The Importance of Scaffolding

We think of scaffolds as a construction tool, but scaffolding is equally important in business. This post defines business scaffolding and promotes its use as a critical business tool.

When I was in Hong Kong several years ago I marvelled at the common use of bamboo for scaffolding – even for ten-story buildings. This went against my preconceived ideas of how scaffolding should be made – good thing I’m not in construction. But I do help to build businesses, so I started to think about how the concept of scaffolding could serve a similar purpose in this context.

So many of the professionals and businesses I work with initially don’t have business plans. They’ve run their business day to day hoping for opportunities, trying to make the best of them, and holding their breath during tougher times.  At some point, they decide there might be a better way to run their business, but they aren’t sure how to start.  This can also be true of firms that have identified a change that needs to be made, but are unclear on how to proceed.

When a building needs repairs or reworking, the builder erects scaffolding around the building’s exterior. So what, I wondered, was the business equivalent of a scaffold? I realized it could be a number of things:

  1. Perspective: Scaffolding enables the crew to work on the building without standing in it.  Einstein said that you can’t solve a problem on the level at which it occurs.  My experience with firms has been that it’s far more difficult to solve an issue when you are in the thick of it.  The best solutions arise from objectivity.  Scaffolding is a metaphor for standing back and considering a business issue from a broader perspective.  How?  Occasionally a firm has a partner who is good at this, but that’s rare. You could establish a team of internal perspectives (including lawyers, senior staff, and representatives from appropriate administrative departments) to consider the issue. More often, firms will bring in an outside expert to do research, make an assessment and come up with a recommendation.
  2. Preparation: It takes some time to erect scaffolding.  Its very structure is dependent on its needs.  How many people will it hold? What parts of the building must be made accessible to workers?  How long will it be up?  What conditions must it weather through?  How will the building look during this process?  Firms starting to plan or preparing to undergo change should go through the same process.  What are we hoping to achieve, specifically?  What are the steps required to accomplish our objectives?
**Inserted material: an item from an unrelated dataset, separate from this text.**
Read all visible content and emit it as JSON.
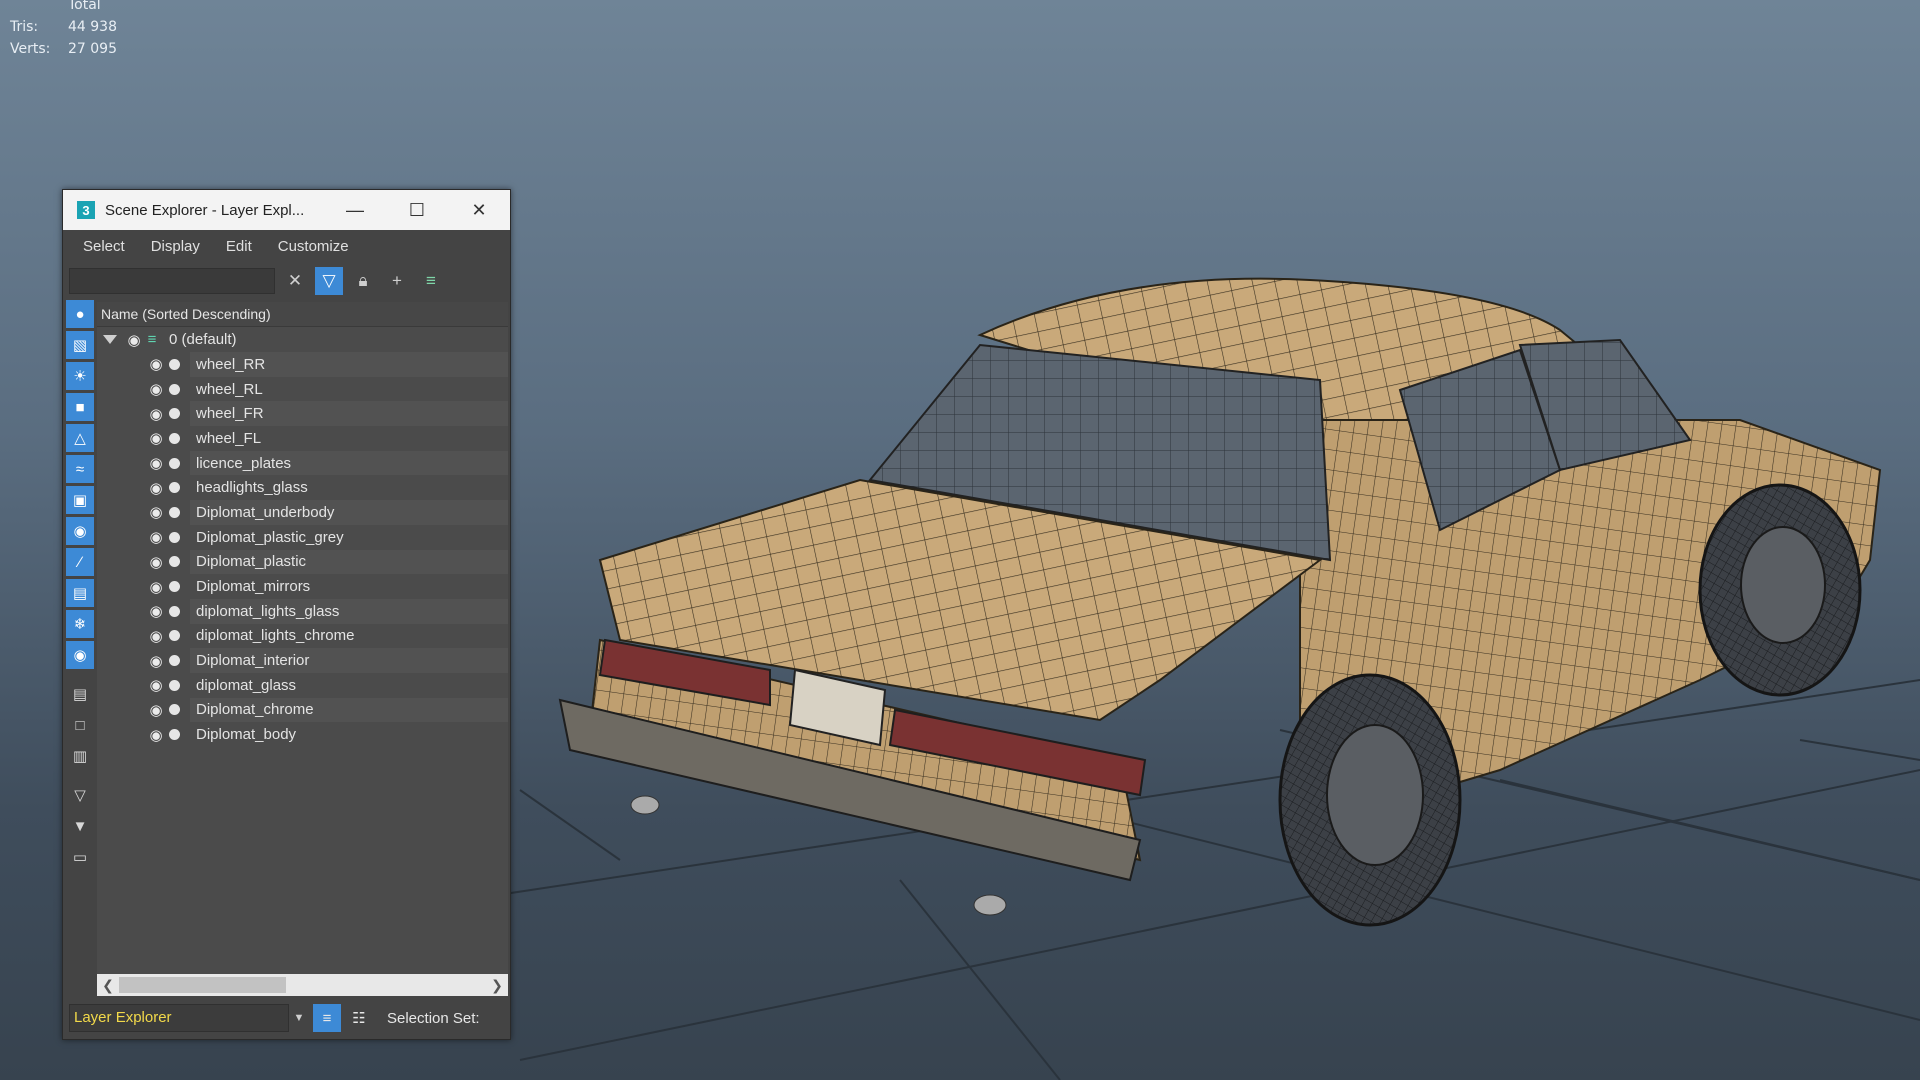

Who will be responsible for each step? How will we monitor progress?  Who will keep everyone informed?  When will the process be completed?  How will we define success?  Scaffolds are visible, and so should be your plan.  That means it’s a document, and not simply a shared belief system.
  3. Support: Scaffolds enable workers to move around a building safely in any direction needed in order to complete their task.  As you embark on a decision-making or change management process, what support structures do you need in place?  Have you prepared for buy-in by engaging all the right people in the process?  Do you have the resources, funding and technology needed to support the outcome?  Do you have a communication strategy in place to keep people informed and ensure momentum and enthusiasm remain throughout the project?  Do you have reporting periods in place to help people stick to the plan?
  4. Boundaries: Builders don’t suddenly decide to add another floor or wing to a building: they work within the areas that have been planned for and supported, defined by the scaffold. Scope creep is a dangerous and expensive concern for firms engaging in any kind of decision-making or change.  We are all aware of how important it is to keep outside suppliers on-task; however having worked both inside and as a supplier to law firms, I can assure you that the biggest culprit of scope creep tends to be the firms themselves.  Projects need boundary definition for the firm as well as for suppliers.  A documented plan means that boundaries have been defined, and can be defended.  If the firm decides to expand a project half-way through, appropriate scaffolding needs to be erected (i.e. perspective, preparation and support need to be considered and planned for first) before the additional work can take place.

Most firms like the idea of innovation, but forget that successful implementation is seldom the result of spontaneous action. Business scaffolding ensures that business decisions are done with due consideration, proper support, and a degree of risk management.  Admittedly this isn’t as fun as that time in your youth when you and your friends decided to build a tree house; but the outcome will undoubtedly be safer, more effective, and last much longer : )

By |2019-01-28T09:58:45+00:00February 8th, 2016|Strategic Planning|0 Comments